The Taliban have started their spring offensive of 2016, a year in which the coordination group charged with bringing peace to the country, perhaps ironically, has made its strongest push for resolution. The Afghan government has responded by pledging to ramp up security operations in kind. All this would appear to bode ill for the peace prospects of a country still in the throes of a 14-year war. But there are also some reasons for optimism. Many countries have a vested interest in securing Afghanistan, placed as it is to link the regions surrounding it. That is not to say peace will necessarily prevail, but it is to say that the future of Afghanistan, as with all countries, will be determined by the convergence of domestic politics, international politics and geopolitics.
Four key developments have emerged in Afghanistan over the past few weeks, developments that bear directly on the future of the embattled nation. First, representatives from 14 countries, including India, Pakistan, China, Russia, Saudi Arabia and the United States, have gathered in New Delhi for the Heart of Asia Conference-Istanbul Process, which has convened annually since 2011 to promote peace in Afghanistan. In addition to mapping out a blueprint to end the war in Afghanistan, the delegates will discuss funding — the country’s largest source of income — as well as reconstruction and regional infrastructure development. That such a wide range of states has convened to discuss Afghanistan speaks to the country’s geopolitical significance, both as a hotbed of transnational extremism that still threatens regional stability and as a highly strategic energy bridge that promises to connect the Middle East, Central Asia, South Asia and China.
The second key development was the launch of the Taliban’s spring offensive on April 12. The opening salvo — a suicide attack in Kabul on April 19 that killed 64 people — was the deadliest of its kind in five years. Although the spring offensive is an annual event, this year’s is a bit more significant than usual because of its timing. In 2016, the four members of the Quadrilateral Coordination Group — Afghanistan, Pakistan, China and the United States — have made the strongest push for peace talks since the war began in 2001. In addition, the government in Kabul is politically vulnerable, battling corruption, unpopularity and economic stagnation. The Taliban may be trying to take advantage of this weakened position. After the April 19 attack, the militant group released a statement saying they regretted the death of innocent bystanders, claiming they were only targeting government officials. Such a statement is probably intended to broaden the group’s support as it plans its next political move.

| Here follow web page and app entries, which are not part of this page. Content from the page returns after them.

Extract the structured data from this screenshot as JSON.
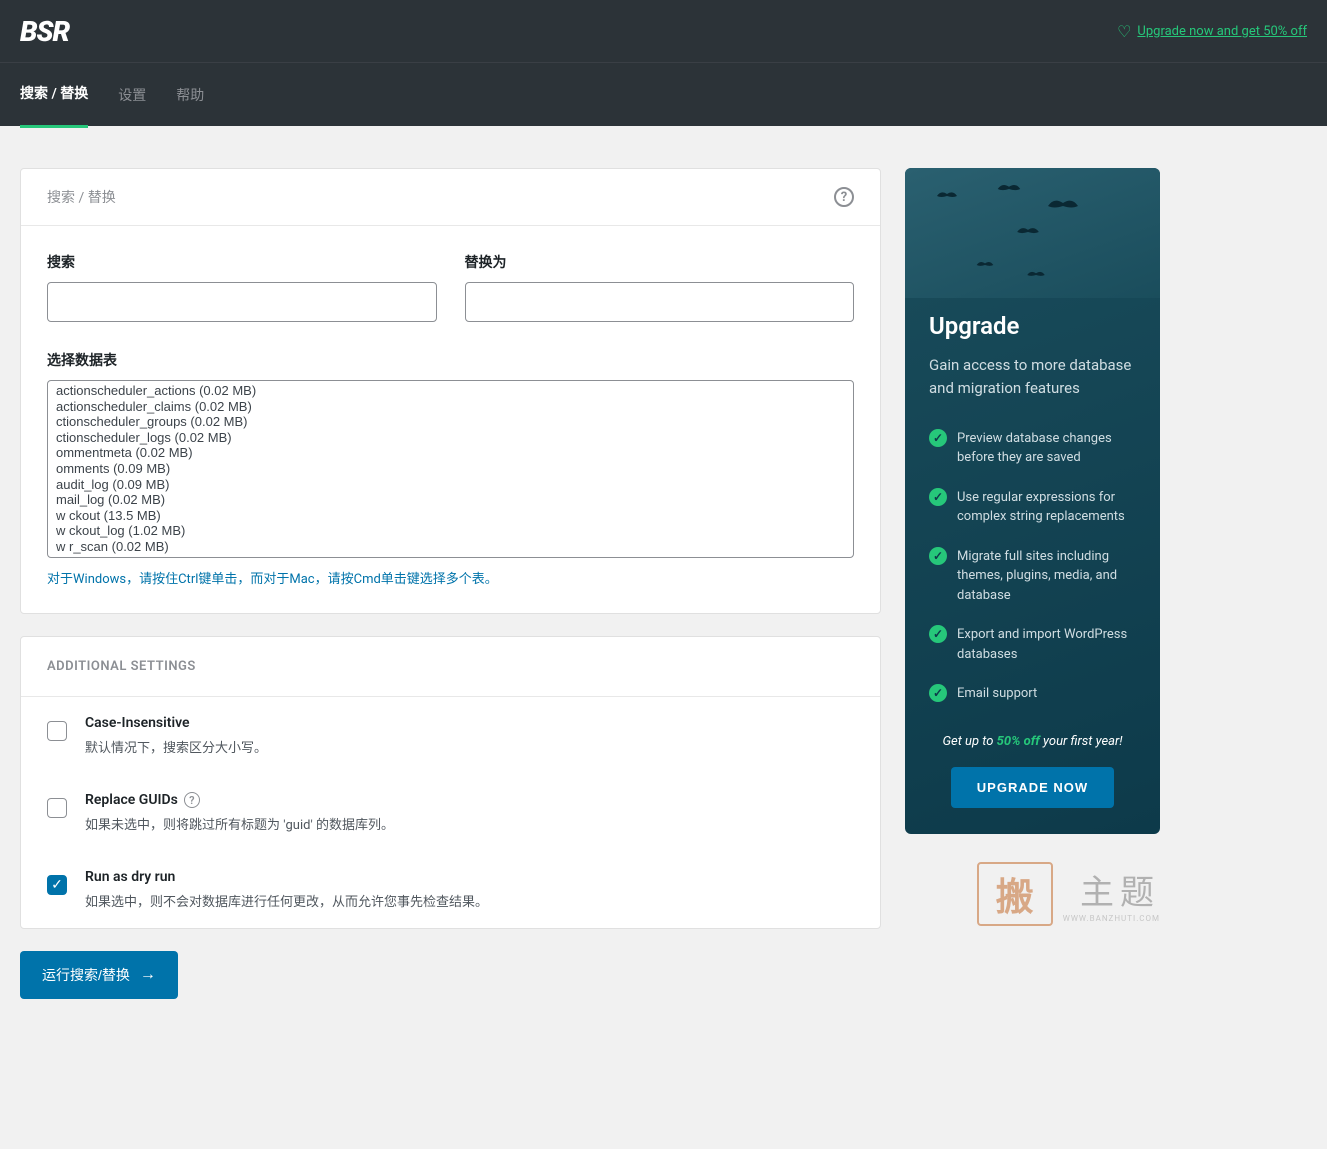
{
  "header": {
    "logo": "BSR",
    "upgrade_link": "Upgrade now and get 50% off"
  },
  "nav": {
    "tabs": [
      {
        "label": "搜索 / 替换",
        "active": true
      },
      {
        "label": "设置",
        "active": false
      },
      {
        "label": "帮助",
        "active": false
      }
    ]
  },
  "search_panel": {
    "title": "搜索 / 替换",
    "search_label": "搜索",
    "replace_label": "替换为",
    "select_label": "选择数据表",
    "tables": [
      "actionscheduler_actions (0.02 MB)",
      "actionscheduler_claims (0.02 MB)",
      "ctionscheduler_groups (0.02 MB)",
      "ctionscheduler_logs (0.02 MB)",
      "ommentmeta (0.02 MB)",
      "omments (0.09 MB)",
      "audit_log (0.09 MB)",
      "mail_log (0.02 MB)",
      "ckout (13.5 MB)",
      "ckout_log (1.02 MB)",
      "r_scan (0.02 MB)"
    ],
    "prefix_partial": [
      "",
      "",
      "",
      "",
      "",
      "",
      "",
      "",
      "w",
      "w",
      "w"
    ],
    "hint": "对于Windows，请按住Ctrl键单击，而对于Mac，请按Cmd单击键选择多个表。"
  },
  "additional": {
    "heading": "ADDITIONAL SETTINGS",
    "items": [
      {
        "title": "Case-Insensitive",
        "desc": "默认情况下，搜索区分大小写。",
        "checked": false,
        "info": false
      },
      {
        "title": "Replace GUIDs",
        "desc": "如果未选中，则将跳过所有标题为 'guid' 的数据库列。",
        "checked": false,
        "info": true
      },
      {
        "title": "Run as dry run",
        "desc": "如果选中，则不会对数据库进行任何更改，从而允许您事先检查结果。",
        "checked": true,
        "info": false
      }
    ]
  },
  "run_button": "运行搜索/替换",
  "upgrade_card": {
    "heading": "Upgrade",
    "sub": "Gain access to more database and migration features",
    "features": [
      "Preview database changes before they are saved",
      "Use regular expressions for complex string replacements",
      "Migrate full sites including themes, plugins, media, and database",
      "Export and import WordPress databases",
      "Email support"
    ],
    "promo_pre": "Get up to ",
    "promo_pct": "50% off",
    "promo_post": " your first year!",
    "button": "UPGRADE NOW"
  },
  "watermark": {
    "seal": "搬",
    "text": "主题",
    "sub": "WWW.BANZHUTI.COM"
  }
}
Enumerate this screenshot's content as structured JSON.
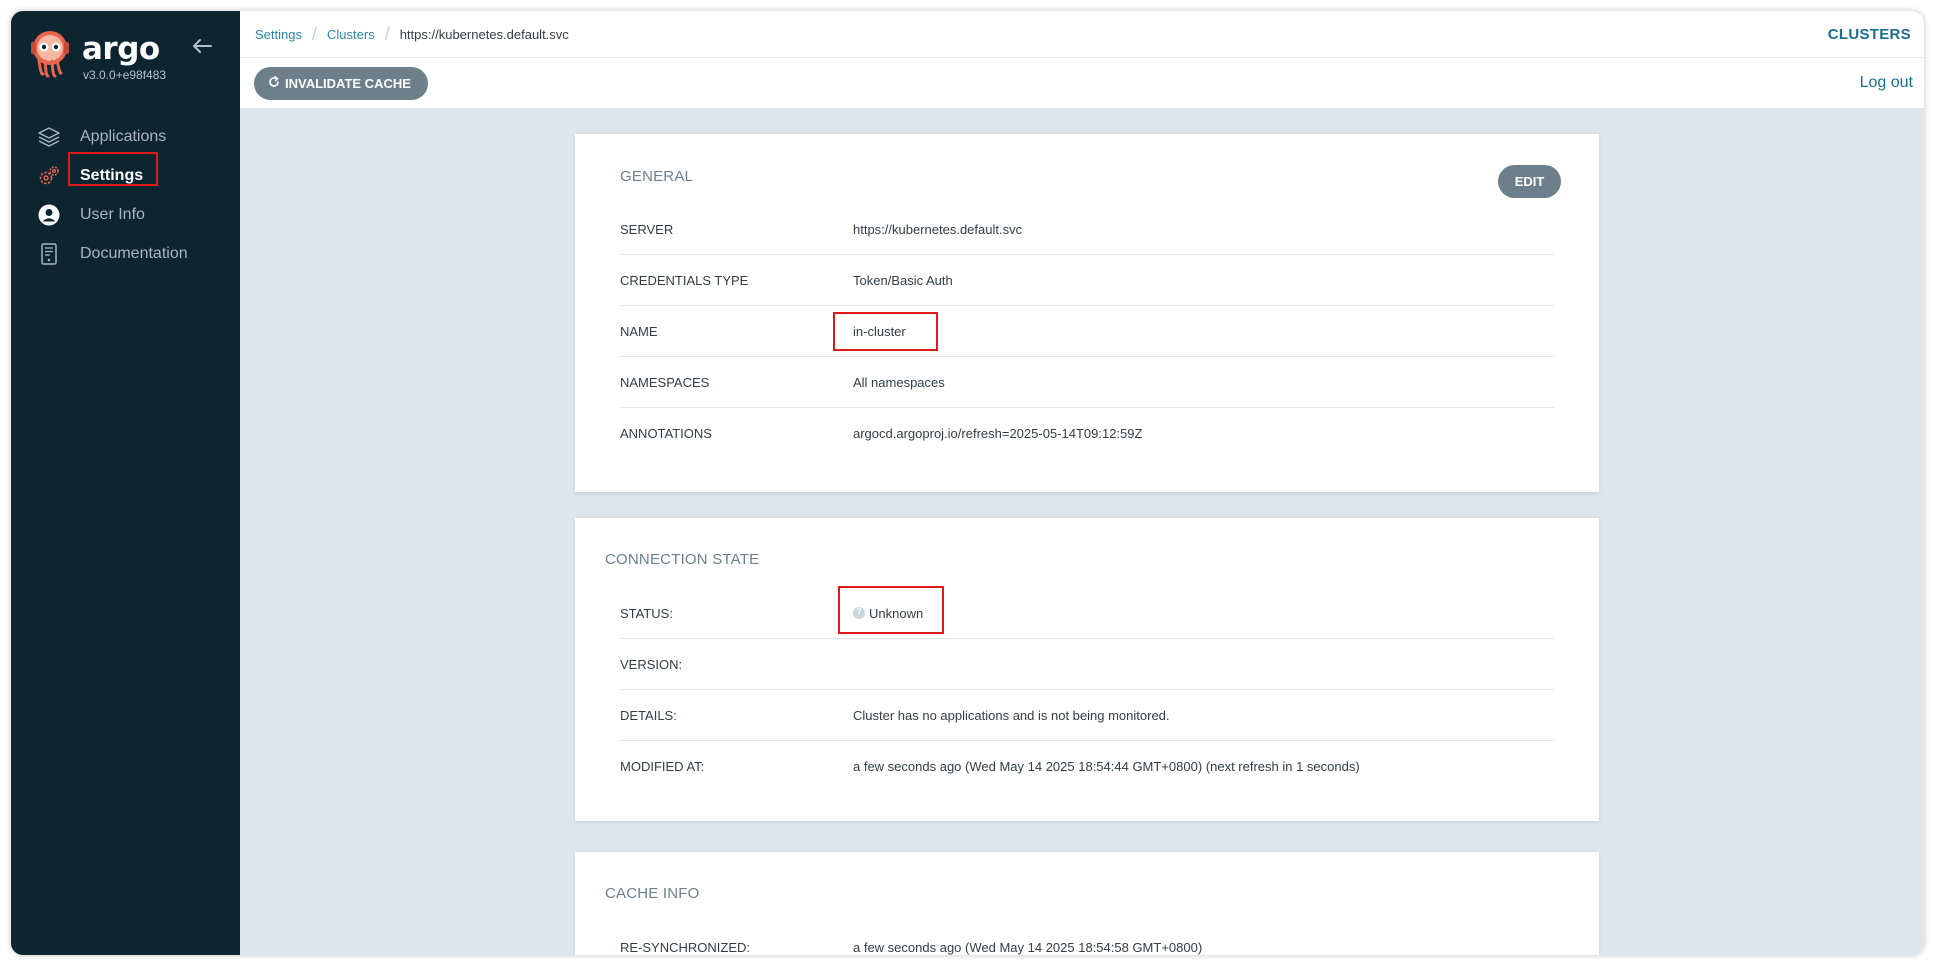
{
  "brand": {
    "name": "argo",
    "version": "v3.0.0+e98f483"
  },
  "sidebar": {
    "items": [
      {
        "label": "Applications",
        "icon": "layers-icon",
        "active": false
      },
      {
        "label": "Settings",
        "icon": "gears-icon",
        "active": true
      },
      {
        "label": "User Info",
        "icon": "user-circle-icon",
        "active": false
      },
      {
        "label": "Documentation",
        "icon": "book-icon",
        "active": false
      }
    ]
  },
  "breadcrumb": {
    "items": [
      "Settings",
      "Clusters"
    ],
    "current": "https://kubernetes.default.svc"
  },
  "header": {
    "title": "CLUSTERS"
  },
  "toolbar": {
    "invalidate_label": "INVALIDATE CACHE",
    "logout_label": "Log out"
  },
  "general": {
    "title": "GENERAL",
    "edit_label": "EDIT",
    "rows": [
      {
        "key": "SERVER",
        "value": "https://kubernetes.default.svc"
      },
      {
        "key": "CREDENTIALS TYPE",
        "value": "Token/Basic Auth"
      },
      {
        "key": "NAME",
        "value": "in-cluster"
      },
      {
        "key": "NAMESPACES",
        "value": "All namespaces"
      },
      {
        "key": "ANNOTATIONS",
        "value": "argocd.argoproj.io/refresh=2025-05-14T09:12:59Z"
      }
    ]
  },
  "connection": {
    "title": "CONNECTION STATE",
    "rows": [
      {
        "key": "STATUS:",
        "value": "Unknown"
      },
      {
        "key": "VERSION:",
        "value": ""
      },
      {
        "key": "DETAILS:",
        "value": "Cluster has no applications and is not being monitored."
      },
      {
        "key": "MODIFIED AT:",
        "value": "a few seconds ago (Wed May 14 2025 18:54:44 GMT+0800) (next refresh in 1 seconds)"
      }
    ]
  },
  "cache": {
    "title": "CACHE INFO",
    "rows": [
      {
        "key": "RE-SYNCHRONIZED:",
        "value": "a few seconds ago (Wed May 14 2025 18:54:58 GMT+0800)"
      }
    ]
  },
  "colors": {
    "sidebar_bg": "#0d2431",
    "accent": "#1c6e8f",
    "button_bg": "#6d7f8b",
    "highlight": "#e01919",
    "content_bg": "#dee6eb"
  }
}
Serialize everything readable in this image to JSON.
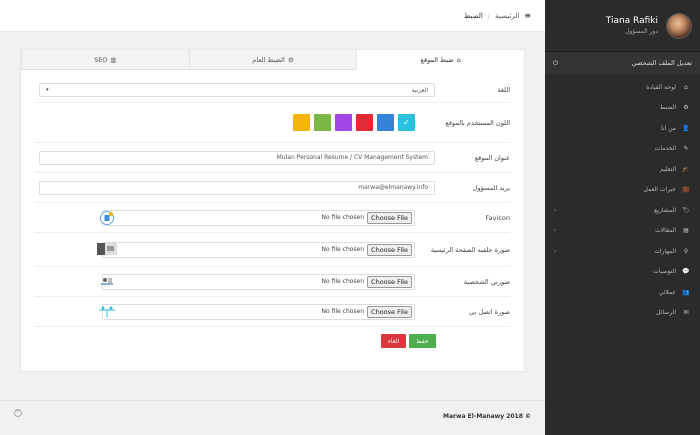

Third, Afghan President Ashraf Ghani delivered a speech to a rare joint session of the National Assembly on April 25 outlining a change in strategy. Whereas Ghani had previously prioritized negotiations with the Taliban, he now says he will ramp up attacks against the group as part of a new five-year war strategy to be finalized at NATO’s Warsaw Summit in July. Of course, a deteriorating security situation, an emboldened insurgency and a faltering base of political support likely informed Ghani’s decision. (Many Afghans, in fact, blame him for the country’s security and economic woes, a perception he is eager to reshape.) Hence some of the criticism he levied against Pakistan in his April 25 speech, which lambasted the country many have accused him of accommodating. Ultimately, Ghani wants to position Afghanistan as a cause still worth funding for ahead of two major donor conferences this year, including the Warsaw Summit and the Brussels conference on Afghanistan in October.
Fourth, a three-member Taliban delegation from the organization’s political office in Qatar arrived in Pakistan on April 27 to explore negotiations. While the meeting should be seen as another precursor to actual peace talks, it is significant because it demonstrates Pakistan’s continued leverage over the organization, highlighting the centrality of Islamabad’s role in the process of conflict resolution. The delegation’s visit, moreover, suggests that a negotiated end to the war is possible, albeit fraught and complicated. Notably, some see the visit as a jab at Ghani, who has said he does not expect Pakistan to bring the Taliban to the negotiating table.
There is, of course, a hint of irony in the timing of these four developments: The international community is trying to peacefully resolve a conflict whose participants have both recently pledged to escalate their attacks. The success of either side will depend less on any one factor than on the confluence of factors that continue to challenge Afghanistan.